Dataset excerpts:

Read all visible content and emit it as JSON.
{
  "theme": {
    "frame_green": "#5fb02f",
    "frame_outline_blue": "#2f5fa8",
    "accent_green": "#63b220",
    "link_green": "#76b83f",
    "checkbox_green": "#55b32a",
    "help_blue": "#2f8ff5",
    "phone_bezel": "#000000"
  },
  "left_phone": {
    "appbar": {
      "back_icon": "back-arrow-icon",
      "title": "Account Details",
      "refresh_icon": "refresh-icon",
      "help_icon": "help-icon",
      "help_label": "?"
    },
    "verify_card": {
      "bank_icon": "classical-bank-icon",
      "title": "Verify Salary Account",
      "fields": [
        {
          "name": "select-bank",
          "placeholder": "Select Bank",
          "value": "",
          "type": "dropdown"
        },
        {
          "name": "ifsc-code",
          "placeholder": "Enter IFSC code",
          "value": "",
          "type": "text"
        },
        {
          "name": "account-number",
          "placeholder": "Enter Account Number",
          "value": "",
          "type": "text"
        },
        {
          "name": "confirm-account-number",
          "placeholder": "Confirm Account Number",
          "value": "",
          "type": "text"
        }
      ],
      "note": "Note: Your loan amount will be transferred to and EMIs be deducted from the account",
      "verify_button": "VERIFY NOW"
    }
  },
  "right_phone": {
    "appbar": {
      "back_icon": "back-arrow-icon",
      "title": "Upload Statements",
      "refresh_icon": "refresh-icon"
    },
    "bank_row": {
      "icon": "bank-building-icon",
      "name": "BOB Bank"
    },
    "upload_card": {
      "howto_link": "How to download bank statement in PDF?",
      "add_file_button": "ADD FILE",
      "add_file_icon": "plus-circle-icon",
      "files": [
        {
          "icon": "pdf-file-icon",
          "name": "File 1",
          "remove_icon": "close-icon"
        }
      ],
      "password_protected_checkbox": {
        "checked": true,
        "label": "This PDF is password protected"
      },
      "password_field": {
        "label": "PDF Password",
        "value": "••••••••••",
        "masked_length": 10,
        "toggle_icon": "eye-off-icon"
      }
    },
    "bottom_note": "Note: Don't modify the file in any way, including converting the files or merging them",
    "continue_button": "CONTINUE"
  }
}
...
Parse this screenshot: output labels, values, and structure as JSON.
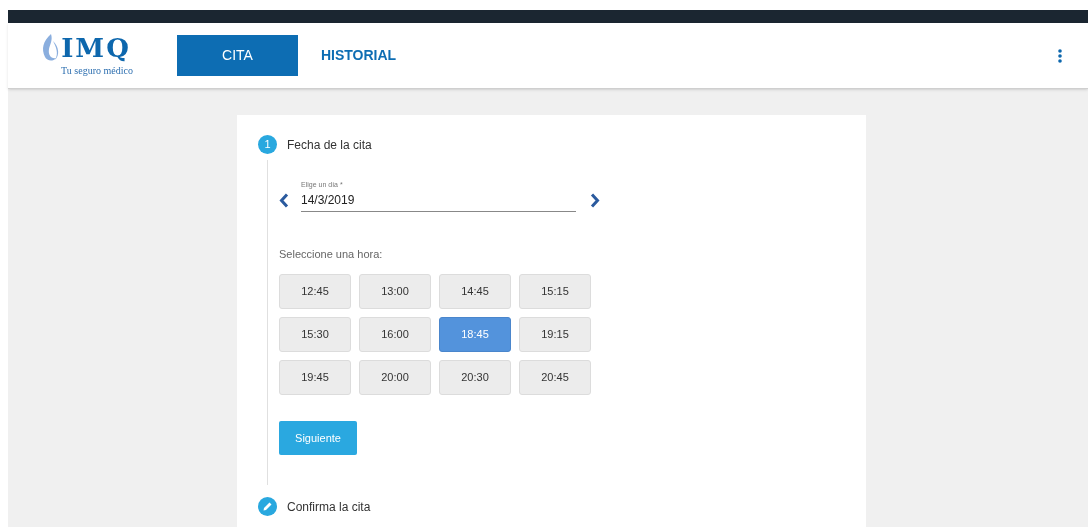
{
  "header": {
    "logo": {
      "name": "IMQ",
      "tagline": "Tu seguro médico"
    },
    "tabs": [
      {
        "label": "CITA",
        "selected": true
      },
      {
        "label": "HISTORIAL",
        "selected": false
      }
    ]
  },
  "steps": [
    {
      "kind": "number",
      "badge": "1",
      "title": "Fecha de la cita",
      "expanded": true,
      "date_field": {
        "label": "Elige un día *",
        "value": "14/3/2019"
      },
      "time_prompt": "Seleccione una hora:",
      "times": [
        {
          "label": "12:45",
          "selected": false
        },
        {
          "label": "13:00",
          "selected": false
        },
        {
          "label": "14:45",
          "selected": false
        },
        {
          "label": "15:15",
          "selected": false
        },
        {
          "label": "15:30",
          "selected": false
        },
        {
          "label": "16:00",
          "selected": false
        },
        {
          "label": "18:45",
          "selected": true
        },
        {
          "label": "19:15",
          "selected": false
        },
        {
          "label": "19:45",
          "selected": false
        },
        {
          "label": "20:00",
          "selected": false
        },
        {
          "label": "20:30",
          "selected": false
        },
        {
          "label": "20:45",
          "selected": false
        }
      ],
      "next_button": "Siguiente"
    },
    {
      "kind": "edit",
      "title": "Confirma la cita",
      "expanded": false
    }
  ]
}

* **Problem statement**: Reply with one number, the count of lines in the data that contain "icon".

* **Reply to the task**: 11